Researchers from the Observatorio Bosque, Energía y Sociedad (BES), a branch of Instituto Forestal, carried out a study called “Consumo de leña y de otros biocombustibles sólidos en la región de La Araucanía. Nuevas cifras y tendencias” (Firewood consumption and other solid buiofuels in La Araucanía Region. New figures and trends).
“La Araucanía Region is very diverse. It has important differences in terms of firewood uses in both, the Andean areas and the rest of the region. Firewood consumption in rural areas is significantly higher than in urban areas, since it is used for activities such as drying clothing, heating water, and heating up houses. There are plenty of wood here and a significant part of it is gathered. Besides, houses have a low standard of thermal insulation”, claimed Rafael Sanhueza Venegas, researcher at INFOR Los Ríos.
Differences in the figures
Three studies on firewood consumption in the region have been carried out in the last 30 years, and there are significant differences between them.

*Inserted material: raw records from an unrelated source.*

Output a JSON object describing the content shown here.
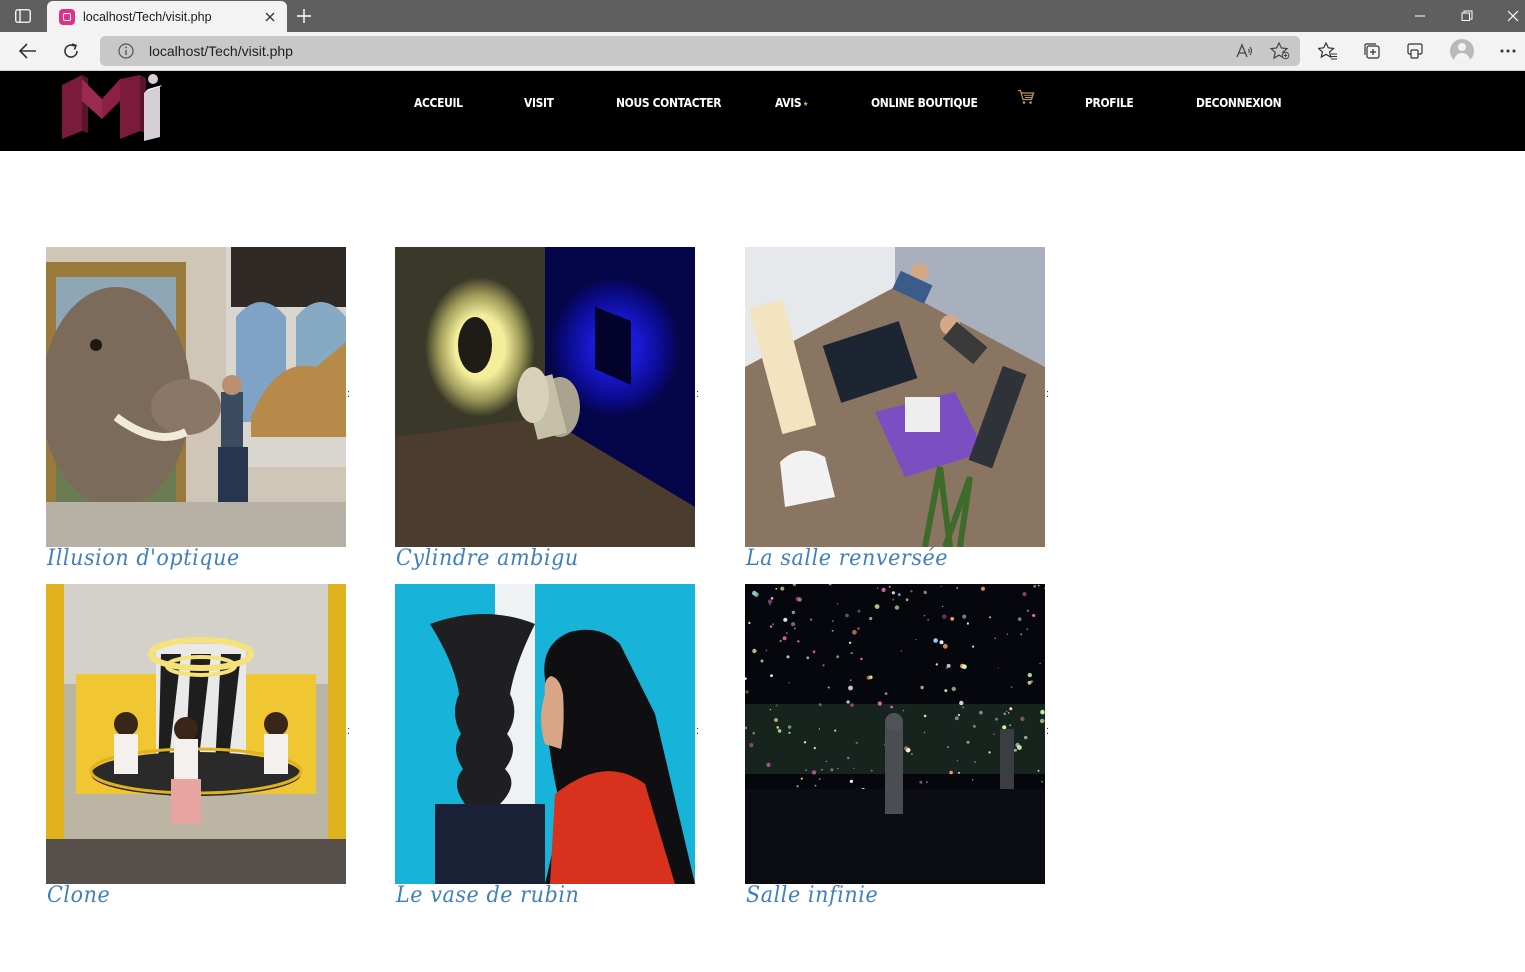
{
  "browser": {
    "tab_title": "localhost/Tech/visit.php",
    "url": "localhost/Tech/visit.php",
    "icons": [
      "sidebar-icon",
      "close-icon",
      "new-tab-icon",
      "minimize-icon",
      "restore-icon",
      "close-window-icon",
      "back-icon",
      "refresh-icon",
      "info-icon",
      "read-aloud-icon",
      "add-favorite-icon",
      "favorites-icon",
      "collections-icon",
      "extensions-icon",
      "profile-avatar",
      "more-icon"
    ]
  },
  "site": {
    "logo_alt": "logo",
    "nav": [
      {
        "label": "ACCEUIL"
      },
      {
        "label": "VISIT"
      },
      {
        "label": "NOUS CONTACTER"
      },
      {
        "label": "AVIS"
      },
      {
        "label": "ONLINE BOUTIQUE"
      },
      {
        "label": "PROFILE"
      },
      {
        "label": "DECONNEXION"
      }
    ],
    "avis_star": "★",
    "cart_icon": "shopping-cart-icon"
  },
  "colors": {
    "header_bg": "#000000",
    "nav_text": "#ffffff",
    "caption": "#3f7fc1",
    "logo_red": "#8b1f45",
    "logo_gray": "#d5d0d6"
  },
  "gallery": {
    "items": [
      {
        "caption": "Illusion d'optique",
        "separator": ":"
      },
      {
        "caption": "Cylindre ambigu",
        "separator": ":"
      },
      {
        "caption": "La salle renversée",
        "separator": ":"
      },
      {
        "caption": "Clone",
        "separator": ":"
      },
      {
        "caption": "Le vase de rubin",
        "separator": ":"
      },
      {
        "caption": "Salle infinie",
        "separator": ":"
      }
    ]
  }
}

“Previous studies on firewood consumption in La Araucanía Region (and other Chilean regions) have focused surveys on certain cities and areas, which can significantly affect the results. For instance, a study conducted in La Araucanía Region in 2015 underestimated firewood consumption by 85%. This should be addressed and rectified, as these figures are used for formulating public policies”, said Dr. René Reyes, researcher at INFOR.
Impact of firewood consumption on native forests
The volume of firewood that comes from native forests in La Araucanía Region has remained stable at around 900,000 solid cubic meters per year. Firewood from native species is particularly important for mountain areas such as Cunco, Melipeuco, Lonquimay, Curacautín, and Pucón. In contrast, the volume coming from forest plantations increased by more than 1,000% (from 150,000 solid cubic meters in 1992 to more than 1,000,000 solid cubic meters in 2017) and it is mostly used in Central Valley and coastal areas.
An analysis of the 1992–2017 period shows an emerging disconnection between population growth and firewood consumption. This is because families are beginning to use other fuels, such as pellets or electricity, rather than firewood, especially in big cities like Temuco and Padre Las Casas.
“This energy transition process results from the air decontamination policies and the demographic, social, and technological changes. All this together leads to lower energy demand and higher efficiency levels of heating systems”, emphasized Dr. René Reyes.
Click the link below to read the full study https://observatoriobes.infor.cl/media/2021/03/BES12-1.pdf